Jeanette O’Quin, DVM, MPH, DACVPM, ABVP (Shelter Medicine), is an Ohio State alumna and assistant professor at the College of Veterinary Medicine, focusing on animal shelter medicine, veterinary public health and disaster response. She has a strong interest in disease prevention and control and has authored three book chapters on these topics.
Her work includes international efforts to reduce rabies in animals and people. Before joining the College of Veterinary Medicine faculty, she worked for the Ohio Department of Health Zoonotic Disease Program where she also supported the state’s response to H1N1.

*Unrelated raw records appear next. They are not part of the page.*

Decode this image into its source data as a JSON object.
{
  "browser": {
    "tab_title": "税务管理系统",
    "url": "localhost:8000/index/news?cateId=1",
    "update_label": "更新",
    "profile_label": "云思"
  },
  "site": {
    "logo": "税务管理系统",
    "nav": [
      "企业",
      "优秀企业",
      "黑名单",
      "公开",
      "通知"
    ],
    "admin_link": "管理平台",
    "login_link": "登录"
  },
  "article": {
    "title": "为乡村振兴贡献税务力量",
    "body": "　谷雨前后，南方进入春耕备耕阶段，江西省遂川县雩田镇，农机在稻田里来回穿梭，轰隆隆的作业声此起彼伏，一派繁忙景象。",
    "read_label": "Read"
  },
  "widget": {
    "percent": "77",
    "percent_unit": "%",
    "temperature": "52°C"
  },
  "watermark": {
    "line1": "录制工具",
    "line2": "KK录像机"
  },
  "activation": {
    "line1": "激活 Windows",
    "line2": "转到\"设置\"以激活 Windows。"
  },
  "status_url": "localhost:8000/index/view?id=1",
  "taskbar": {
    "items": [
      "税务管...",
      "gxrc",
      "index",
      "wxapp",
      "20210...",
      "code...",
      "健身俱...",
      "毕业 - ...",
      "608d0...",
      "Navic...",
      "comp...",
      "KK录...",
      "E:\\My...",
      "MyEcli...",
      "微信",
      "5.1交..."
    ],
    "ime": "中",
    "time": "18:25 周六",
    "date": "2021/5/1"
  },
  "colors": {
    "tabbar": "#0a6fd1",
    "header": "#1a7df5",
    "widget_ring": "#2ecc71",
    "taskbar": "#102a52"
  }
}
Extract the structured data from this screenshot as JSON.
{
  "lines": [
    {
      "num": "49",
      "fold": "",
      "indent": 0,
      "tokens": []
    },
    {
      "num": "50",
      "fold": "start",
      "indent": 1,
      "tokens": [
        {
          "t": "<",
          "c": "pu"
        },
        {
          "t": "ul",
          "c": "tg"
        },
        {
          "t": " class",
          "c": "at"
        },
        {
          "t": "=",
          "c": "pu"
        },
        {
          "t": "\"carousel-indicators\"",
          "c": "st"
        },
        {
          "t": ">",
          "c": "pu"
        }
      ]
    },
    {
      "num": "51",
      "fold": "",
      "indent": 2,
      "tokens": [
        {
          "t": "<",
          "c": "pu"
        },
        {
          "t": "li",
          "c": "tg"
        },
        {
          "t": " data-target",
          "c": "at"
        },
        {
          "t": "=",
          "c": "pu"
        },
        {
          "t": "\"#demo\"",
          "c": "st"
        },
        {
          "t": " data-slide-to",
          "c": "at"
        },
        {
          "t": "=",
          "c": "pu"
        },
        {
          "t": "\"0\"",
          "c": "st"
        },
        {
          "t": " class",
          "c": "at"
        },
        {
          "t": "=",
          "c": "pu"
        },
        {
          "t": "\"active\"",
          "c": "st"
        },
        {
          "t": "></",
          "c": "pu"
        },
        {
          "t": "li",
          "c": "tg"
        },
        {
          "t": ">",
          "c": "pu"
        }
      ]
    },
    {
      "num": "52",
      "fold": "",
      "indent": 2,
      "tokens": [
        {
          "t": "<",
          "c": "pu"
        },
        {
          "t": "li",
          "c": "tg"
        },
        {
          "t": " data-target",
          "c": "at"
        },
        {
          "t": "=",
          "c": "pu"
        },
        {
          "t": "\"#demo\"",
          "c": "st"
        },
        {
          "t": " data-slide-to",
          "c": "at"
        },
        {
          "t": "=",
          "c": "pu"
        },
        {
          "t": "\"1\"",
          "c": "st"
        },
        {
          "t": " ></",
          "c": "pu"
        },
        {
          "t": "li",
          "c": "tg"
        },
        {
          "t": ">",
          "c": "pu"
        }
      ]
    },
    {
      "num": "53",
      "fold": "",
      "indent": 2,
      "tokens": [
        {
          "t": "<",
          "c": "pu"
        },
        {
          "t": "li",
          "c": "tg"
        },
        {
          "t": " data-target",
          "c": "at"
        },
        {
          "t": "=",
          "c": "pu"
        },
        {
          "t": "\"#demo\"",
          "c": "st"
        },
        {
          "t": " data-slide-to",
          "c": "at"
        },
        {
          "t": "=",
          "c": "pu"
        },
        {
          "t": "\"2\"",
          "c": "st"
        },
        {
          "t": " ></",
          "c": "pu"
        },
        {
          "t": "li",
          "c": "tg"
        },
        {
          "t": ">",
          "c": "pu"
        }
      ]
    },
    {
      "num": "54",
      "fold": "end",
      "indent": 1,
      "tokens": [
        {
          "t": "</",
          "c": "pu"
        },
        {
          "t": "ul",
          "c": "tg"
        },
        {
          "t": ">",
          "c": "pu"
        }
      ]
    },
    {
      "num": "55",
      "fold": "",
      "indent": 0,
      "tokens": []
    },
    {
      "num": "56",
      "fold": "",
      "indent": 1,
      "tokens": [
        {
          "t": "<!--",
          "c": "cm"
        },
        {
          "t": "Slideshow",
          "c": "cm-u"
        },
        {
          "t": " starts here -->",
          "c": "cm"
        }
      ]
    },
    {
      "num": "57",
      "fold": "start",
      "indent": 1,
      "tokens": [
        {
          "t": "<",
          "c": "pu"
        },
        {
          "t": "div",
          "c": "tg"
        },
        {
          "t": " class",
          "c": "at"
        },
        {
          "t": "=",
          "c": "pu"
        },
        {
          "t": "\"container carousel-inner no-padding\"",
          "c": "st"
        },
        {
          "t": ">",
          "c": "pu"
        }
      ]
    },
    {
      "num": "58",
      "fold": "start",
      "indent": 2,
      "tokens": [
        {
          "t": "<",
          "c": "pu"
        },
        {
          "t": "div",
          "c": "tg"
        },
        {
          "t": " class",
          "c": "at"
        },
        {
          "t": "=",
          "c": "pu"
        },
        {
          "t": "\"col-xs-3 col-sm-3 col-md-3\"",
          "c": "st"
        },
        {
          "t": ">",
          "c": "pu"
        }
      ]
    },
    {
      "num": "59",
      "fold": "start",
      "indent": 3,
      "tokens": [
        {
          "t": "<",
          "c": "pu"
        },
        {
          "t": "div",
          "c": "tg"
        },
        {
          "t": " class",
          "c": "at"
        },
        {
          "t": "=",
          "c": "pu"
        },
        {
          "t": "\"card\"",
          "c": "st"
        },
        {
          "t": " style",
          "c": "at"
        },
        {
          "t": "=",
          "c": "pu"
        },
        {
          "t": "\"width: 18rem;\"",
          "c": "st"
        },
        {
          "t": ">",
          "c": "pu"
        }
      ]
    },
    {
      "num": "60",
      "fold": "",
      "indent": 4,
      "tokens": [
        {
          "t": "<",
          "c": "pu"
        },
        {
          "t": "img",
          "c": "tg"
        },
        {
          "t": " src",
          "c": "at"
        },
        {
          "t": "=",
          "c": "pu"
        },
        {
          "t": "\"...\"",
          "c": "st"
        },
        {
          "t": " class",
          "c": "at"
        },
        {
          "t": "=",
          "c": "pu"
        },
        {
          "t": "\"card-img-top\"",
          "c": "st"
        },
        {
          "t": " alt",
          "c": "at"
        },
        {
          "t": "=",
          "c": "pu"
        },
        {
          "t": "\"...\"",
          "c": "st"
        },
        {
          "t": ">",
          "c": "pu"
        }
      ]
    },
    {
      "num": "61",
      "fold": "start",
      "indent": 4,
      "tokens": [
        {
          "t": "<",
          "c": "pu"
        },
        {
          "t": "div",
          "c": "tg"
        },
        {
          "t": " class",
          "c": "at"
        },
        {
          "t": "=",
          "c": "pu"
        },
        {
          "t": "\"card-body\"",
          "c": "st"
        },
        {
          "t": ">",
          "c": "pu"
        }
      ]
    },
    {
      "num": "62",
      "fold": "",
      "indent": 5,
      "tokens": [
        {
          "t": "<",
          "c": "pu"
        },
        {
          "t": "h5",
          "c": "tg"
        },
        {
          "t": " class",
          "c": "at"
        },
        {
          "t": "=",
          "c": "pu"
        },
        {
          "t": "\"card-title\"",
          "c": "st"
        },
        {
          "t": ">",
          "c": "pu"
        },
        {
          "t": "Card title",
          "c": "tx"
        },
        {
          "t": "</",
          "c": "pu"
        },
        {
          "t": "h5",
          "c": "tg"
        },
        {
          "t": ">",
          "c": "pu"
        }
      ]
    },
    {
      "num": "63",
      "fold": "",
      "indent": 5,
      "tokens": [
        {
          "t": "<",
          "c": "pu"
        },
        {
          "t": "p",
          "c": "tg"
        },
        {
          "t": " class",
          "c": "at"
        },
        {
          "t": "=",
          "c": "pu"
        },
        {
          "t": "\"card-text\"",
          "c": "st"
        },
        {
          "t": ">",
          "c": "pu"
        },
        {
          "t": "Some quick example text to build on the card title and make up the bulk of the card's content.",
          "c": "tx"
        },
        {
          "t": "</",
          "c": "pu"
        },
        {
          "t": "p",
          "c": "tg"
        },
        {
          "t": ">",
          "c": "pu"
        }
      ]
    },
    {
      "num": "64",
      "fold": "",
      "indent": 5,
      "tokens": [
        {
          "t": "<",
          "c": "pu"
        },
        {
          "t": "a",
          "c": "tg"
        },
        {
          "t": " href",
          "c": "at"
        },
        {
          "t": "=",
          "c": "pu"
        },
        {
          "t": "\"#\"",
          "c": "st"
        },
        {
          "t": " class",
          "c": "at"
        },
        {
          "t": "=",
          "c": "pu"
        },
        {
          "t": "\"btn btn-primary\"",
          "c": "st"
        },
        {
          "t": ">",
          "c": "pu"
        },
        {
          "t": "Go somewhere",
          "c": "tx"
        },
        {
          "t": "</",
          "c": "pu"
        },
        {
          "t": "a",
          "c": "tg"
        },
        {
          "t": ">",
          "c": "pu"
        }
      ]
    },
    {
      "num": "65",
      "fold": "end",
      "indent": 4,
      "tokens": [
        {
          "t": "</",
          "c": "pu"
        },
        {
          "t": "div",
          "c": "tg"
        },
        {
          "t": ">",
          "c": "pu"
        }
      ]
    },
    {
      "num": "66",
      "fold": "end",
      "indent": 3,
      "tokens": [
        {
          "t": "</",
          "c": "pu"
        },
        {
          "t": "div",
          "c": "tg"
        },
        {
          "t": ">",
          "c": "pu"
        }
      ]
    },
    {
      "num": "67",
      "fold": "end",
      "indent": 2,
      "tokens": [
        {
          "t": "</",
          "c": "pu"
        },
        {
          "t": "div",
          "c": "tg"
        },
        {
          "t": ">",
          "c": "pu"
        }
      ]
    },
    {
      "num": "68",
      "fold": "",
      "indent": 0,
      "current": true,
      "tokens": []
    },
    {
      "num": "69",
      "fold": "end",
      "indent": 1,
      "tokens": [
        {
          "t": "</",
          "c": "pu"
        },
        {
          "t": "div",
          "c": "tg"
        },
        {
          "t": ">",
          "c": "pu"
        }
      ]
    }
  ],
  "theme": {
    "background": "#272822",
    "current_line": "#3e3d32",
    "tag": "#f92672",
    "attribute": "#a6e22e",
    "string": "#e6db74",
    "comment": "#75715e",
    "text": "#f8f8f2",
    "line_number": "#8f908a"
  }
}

Dr. O’Quin has a broad background in animal and public health and teaches epidemiology, a branch of medicine which deals with the incidence, distribution, and possible control of diseases, at the college. COVID-19 has given people a better understanding of what epidemiology is and its critical role in regards to disease control efforts.
“As this pandemic evolves, I’ve been working with a fantastic group of shelter veterinarians and professionals to develop recommendations for providing animal care during this crisis," said O’Quin.
O’Quin, alongside other healthcare providers, is employing novel new strategies such as expanded foster programs in the community, new programs that provide alternatives for animals needing to be rehomed, and curbside adoptions. These initiatives utilize social distancing while maintaining lifesaving capacity for shelter animals.
“What many people may not know, is that veterinarians are working as part of one health teams to develop treatments and a vaccine for SARS-CoV-2 virus. They are working in laboratories developing and running diagnostic tests, as well as volunteering to assist human healthcare providers should they need additional support,” said O’Quin.